The hardest part was probably the last week, also known as PMS week. Thank God for two things: Halloween + My brother. Volunteering at the zoo for Boo at the Zoo meant free food, half of which was junk food. Hallelujah! That, plus we had 4 bags left over from Halloween and I gobbled them all up that same night. As for my brother, well he is just a gem. While he was visiting us this past week, he bought and fed me Kraft Dinner, twice. My mouth is drooling a little just thinking about it right now.

ANYWAY! I will admit that I’m glad the challenge is over. There were a lot of times that I struggled to say no, but I am also glad that I was able to persevere all month long. It was worth it in the end, especially when I look into my bank account and don’t cringe quite as much as usually. I would definitely recommend it if you’re up for the challenge!

Zero Spending Month

Also called a “spending freeze,” a zero spending month entails exactly what its title says: you go a whole month without spending ANY money. Well, I thought to myself, this sounds like a fun challenge! 

No, but seriously. Not only do I love challenging myself to living frugally, but there would be no better time than now to force myself to save money – mostly referring to the fact that I need to save money for my trip, but also referring to the fact that I have no job.

You might be asking yourself, “How in the hell do you go an entire month without spending any money?” And of course, the answer to that is that you can’t. But you can separate “needs” from “wants,” and realize where your money is actually going. So for myself, I’ve set up some ground rules to allow spending only on the following:

  • Rent
  • Monthly bills (electricity, internet and phone)
  • Fresh fruit & veggies (only as needed and preferably local) + milk, if needed
  • Gas for planned trips (visit to Miramichi + visit to Sydney to get my cars inspection done)

That’s it, nothing else.

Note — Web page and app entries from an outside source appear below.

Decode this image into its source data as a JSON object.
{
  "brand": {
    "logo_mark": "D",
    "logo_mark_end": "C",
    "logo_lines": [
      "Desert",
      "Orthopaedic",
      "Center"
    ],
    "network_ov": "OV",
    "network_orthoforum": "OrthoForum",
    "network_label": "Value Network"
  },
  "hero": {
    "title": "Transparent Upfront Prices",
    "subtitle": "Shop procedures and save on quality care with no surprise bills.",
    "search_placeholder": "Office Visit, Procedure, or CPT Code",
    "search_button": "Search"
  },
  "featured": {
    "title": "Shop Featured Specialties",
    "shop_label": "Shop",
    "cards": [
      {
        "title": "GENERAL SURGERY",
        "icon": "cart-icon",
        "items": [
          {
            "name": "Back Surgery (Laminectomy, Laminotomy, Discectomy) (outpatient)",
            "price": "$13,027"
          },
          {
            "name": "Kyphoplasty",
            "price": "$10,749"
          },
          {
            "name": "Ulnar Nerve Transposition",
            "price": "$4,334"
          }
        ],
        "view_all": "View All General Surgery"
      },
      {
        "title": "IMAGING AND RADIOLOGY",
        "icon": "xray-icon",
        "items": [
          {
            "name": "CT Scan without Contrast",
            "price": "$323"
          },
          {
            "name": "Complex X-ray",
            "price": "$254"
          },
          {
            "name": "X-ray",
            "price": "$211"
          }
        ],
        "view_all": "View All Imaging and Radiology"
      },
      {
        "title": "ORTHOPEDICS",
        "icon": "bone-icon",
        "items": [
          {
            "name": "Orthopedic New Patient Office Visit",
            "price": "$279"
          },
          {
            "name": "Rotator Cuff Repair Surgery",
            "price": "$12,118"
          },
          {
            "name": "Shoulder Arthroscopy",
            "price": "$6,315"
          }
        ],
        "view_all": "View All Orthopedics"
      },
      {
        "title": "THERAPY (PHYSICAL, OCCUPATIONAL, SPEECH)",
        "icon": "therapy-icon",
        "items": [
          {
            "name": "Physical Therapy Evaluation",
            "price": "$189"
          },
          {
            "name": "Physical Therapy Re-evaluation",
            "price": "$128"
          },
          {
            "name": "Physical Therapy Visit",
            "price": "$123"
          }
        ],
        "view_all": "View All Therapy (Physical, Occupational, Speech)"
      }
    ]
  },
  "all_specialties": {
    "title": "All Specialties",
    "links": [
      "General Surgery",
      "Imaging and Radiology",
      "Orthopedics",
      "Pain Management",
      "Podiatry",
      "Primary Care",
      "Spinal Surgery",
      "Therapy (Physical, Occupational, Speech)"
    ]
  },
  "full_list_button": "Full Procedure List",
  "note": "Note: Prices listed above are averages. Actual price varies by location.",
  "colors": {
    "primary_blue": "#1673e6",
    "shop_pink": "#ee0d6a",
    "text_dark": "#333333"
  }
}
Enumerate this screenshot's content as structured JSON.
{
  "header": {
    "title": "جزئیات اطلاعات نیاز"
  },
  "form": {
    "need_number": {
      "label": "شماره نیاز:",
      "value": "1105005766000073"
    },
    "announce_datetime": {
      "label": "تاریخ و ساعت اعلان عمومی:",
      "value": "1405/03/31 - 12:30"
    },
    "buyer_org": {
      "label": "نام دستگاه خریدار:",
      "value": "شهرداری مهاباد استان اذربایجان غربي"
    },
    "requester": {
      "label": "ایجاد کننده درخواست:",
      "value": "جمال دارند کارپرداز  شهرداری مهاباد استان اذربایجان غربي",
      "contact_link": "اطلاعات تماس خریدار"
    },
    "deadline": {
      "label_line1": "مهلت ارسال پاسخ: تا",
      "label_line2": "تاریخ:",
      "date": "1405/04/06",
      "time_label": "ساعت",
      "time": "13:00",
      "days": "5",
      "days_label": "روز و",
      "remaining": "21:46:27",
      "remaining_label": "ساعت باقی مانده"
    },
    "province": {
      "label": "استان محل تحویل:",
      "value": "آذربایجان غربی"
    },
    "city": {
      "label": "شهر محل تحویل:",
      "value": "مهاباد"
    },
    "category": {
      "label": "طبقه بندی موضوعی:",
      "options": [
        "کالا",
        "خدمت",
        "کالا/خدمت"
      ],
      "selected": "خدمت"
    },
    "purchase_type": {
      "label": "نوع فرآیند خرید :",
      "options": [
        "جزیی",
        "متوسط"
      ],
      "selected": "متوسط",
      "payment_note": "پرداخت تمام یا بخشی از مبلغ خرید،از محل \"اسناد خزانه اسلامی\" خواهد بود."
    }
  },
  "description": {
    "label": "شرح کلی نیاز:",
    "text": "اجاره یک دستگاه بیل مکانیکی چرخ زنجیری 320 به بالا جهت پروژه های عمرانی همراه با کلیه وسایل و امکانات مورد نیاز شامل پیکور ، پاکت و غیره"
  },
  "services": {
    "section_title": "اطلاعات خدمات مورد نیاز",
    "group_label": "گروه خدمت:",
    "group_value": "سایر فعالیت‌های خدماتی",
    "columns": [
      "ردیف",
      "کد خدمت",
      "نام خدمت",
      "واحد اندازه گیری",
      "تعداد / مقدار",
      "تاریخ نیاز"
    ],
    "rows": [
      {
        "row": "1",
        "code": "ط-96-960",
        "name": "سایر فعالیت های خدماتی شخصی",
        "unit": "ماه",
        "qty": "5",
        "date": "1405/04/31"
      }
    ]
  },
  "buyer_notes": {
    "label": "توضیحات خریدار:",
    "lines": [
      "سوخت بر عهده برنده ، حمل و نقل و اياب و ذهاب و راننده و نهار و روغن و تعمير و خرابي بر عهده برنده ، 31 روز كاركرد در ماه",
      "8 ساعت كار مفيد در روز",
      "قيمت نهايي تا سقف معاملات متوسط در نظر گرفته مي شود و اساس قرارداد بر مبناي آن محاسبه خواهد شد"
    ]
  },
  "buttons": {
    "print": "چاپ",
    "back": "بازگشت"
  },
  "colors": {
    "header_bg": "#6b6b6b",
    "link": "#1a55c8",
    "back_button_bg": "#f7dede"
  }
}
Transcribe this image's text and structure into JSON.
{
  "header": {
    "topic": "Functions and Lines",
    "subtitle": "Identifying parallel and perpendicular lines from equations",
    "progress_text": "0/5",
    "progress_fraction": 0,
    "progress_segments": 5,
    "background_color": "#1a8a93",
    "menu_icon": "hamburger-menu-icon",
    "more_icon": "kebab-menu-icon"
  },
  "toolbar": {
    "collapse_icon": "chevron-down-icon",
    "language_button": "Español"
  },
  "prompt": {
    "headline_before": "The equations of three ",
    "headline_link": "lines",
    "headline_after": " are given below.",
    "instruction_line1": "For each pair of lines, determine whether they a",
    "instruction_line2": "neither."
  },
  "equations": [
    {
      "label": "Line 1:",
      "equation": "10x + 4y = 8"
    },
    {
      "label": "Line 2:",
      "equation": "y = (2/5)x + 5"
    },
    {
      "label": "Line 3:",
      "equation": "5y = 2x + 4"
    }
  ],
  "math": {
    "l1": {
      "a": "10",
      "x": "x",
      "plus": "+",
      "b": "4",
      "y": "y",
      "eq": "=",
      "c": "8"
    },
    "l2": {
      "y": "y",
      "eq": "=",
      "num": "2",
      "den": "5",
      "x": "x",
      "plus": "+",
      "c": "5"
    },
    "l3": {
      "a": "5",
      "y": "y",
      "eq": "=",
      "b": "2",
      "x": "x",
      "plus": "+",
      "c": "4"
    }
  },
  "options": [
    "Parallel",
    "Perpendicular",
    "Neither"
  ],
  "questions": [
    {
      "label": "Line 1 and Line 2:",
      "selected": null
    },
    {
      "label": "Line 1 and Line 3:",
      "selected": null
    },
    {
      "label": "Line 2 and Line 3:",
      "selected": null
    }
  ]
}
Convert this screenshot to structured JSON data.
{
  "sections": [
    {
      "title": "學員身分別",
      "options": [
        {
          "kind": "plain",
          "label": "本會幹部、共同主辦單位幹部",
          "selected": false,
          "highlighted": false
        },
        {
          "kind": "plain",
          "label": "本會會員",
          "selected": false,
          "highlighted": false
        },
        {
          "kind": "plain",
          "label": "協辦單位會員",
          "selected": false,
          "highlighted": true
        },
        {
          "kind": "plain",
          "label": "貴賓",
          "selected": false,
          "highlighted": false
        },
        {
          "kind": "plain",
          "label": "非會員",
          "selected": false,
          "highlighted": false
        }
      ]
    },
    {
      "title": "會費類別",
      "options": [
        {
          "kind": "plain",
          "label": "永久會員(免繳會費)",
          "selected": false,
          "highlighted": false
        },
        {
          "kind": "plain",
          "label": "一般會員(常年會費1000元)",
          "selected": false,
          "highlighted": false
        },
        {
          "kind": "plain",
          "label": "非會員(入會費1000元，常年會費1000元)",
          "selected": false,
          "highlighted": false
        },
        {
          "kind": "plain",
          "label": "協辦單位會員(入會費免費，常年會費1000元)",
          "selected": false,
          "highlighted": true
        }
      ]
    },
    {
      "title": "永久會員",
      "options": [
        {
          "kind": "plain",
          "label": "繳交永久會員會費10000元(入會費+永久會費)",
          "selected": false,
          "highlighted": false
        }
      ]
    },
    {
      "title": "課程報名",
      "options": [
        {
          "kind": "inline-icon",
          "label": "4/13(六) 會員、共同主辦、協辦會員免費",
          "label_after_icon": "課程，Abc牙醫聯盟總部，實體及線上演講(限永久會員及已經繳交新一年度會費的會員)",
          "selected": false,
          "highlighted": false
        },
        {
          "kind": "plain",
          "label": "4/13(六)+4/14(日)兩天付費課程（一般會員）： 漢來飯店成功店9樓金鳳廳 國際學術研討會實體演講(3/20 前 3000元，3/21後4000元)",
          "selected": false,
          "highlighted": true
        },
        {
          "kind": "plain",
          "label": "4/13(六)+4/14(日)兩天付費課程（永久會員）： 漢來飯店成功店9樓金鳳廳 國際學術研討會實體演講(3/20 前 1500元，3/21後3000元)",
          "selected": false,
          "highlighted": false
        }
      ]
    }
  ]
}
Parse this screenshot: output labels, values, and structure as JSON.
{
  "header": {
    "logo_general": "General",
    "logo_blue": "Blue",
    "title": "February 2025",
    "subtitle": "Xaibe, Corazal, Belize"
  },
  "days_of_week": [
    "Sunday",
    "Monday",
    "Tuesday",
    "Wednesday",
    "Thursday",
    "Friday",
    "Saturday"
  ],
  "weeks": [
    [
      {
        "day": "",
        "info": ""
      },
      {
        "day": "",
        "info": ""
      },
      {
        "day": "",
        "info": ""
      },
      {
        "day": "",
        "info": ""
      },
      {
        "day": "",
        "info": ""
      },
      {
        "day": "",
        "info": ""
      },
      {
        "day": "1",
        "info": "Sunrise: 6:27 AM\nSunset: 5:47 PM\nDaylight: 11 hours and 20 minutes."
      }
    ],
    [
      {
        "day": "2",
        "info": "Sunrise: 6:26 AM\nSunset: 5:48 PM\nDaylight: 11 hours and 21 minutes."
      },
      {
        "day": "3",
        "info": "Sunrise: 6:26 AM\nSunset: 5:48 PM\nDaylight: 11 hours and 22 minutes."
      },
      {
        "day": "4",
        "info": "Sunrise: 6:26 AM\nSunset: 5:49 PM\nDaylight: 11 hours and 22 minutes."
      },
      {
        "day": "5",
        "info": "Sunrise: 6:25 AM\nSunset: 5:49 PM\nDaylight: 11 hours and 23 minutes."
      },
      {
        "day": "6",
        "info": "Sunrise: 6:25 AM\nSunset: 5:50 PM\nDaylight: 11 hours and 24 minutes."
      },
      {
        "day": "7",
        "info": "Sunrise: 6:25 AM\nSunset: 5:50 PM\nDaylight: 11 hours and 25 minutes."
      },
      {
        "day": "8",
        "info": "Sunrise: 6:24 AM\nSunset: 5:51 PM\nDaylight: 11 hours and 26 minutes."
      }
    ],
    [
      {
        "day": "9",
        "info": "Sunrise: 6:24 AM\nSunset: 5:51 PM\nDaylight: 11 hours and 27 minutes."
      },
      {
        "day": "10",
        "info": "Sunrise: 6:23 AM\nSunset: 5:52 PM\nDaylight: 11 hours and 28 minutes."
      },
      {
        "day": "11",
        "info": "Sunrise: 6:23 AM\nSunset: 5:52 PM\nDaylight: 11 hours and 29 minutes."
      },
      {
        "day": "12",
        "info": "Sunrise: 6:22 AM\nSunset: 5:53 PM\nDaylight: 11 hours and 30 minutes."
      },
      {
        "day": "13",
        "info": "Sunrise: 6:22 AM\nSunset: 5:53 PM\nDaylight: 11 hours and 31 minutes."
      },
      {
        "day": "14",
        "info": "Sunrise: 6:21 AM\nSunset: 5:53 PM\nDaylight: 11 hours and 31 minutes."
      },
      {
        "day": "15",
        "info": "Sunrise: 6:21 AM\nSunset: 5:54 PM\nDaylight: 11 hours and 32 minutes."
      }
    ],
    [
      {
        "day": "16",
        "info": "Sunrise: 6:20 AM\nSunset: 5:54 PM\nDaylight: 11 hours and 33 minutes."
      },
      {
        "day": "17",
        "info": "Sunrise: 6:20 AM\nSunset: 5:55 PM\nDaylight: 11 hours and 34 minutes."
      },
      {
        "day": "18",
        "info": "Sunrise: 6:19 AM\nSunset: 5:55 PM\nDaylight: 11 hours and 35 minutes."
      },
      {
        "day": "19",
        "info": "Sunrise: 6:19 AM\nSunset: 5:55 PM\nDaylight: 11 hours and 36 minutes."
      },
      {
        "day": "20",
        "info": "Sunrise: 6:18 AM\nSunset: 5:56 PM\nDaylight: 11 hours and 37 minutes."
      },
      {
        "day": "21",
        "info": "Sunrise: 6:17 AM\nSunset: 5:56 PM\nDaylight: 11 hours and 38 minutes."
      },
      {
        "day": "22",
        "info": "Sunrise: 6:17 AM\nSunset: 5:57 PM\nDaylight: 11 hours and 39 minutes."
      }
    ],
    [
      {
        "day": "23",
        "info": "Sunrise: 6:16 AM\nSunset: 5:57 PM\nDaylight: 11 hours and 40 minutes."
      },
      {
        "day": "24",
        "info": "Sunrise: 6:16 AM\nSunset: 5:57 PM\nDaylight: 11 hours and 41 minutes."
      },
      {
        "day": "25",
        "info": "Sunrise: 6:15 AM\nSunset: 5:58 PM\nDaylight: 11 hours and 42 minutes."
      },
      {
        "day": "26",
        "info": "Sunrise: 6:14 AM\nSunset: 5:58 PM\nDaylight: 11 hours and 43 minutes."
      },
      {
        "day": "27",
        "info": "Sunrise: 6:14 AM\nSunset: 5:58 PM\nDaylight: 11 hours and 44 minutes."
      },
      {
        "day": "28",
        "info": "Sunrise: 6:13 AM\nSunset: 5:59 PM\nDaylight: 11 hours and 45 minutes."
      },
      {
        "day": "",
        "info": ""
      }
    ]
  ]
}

Now let me just point out that doing this is basically impossible unless you are an avid stock-piler. To quote myself “Hello, my name is Carmen, and I’m a stock-pile-aholic.” Obviously, you need to have food stored in your cupboards – even if it’s shitty food – to be able to survive one month not buying an actual grocery. For me, this is especially hard because I’ve never convinced myself to eat something specific – for example, leftovers – when I was in the mood for something else. But now, it’s time to kick it into gear!

Brain: You better not let those three slices of smoked salmon go to waste… Make yourself a sandwich with that shit! 

Me: But it doesn’t taste good…

Brain: EAT IT! 

But on the bright side, I’m running out of foods that I don’t like. It probably also helps that I did a brain-storming session on Monday and realized there were 10 meals – that I actually enjoy – that I can make with everything I have in the house! The only purchase I’ll have to make is one red pepper and one zucchini. FOR TEN MEALS! Did I also mention I’m currently visiting my dad and step-mom? Hello free meals! Although I did have to pay for gas to get here, it was a necessary trip to get the inspection done on my car. Free meals were just a bonus.

Speaking of free stuff, I need to take the time to underline the fact that I am surrounded by such wonderful people. I started talking to some friends and family about my choice of doing the Zero Spending Month and have received nothing but support. I recently had coffee with a friend to catch up, and he paid for my coffee. I also went apple picking with my step-sister, and she said she would pitch in for me. And just today, my mom said she would give me money to buy food to make a Thanksgiving supper. I am definitely blessed and infinitely grateful to all the amazing people in my life, and of course, that extends further than just the three people mentioned above.

So that’s pretty much where I’m at with this no spending challenge. I’ll give you guys an update at the end of the month to see if I was able to manage, or if I caved a few times and explanations why. Wish me luck!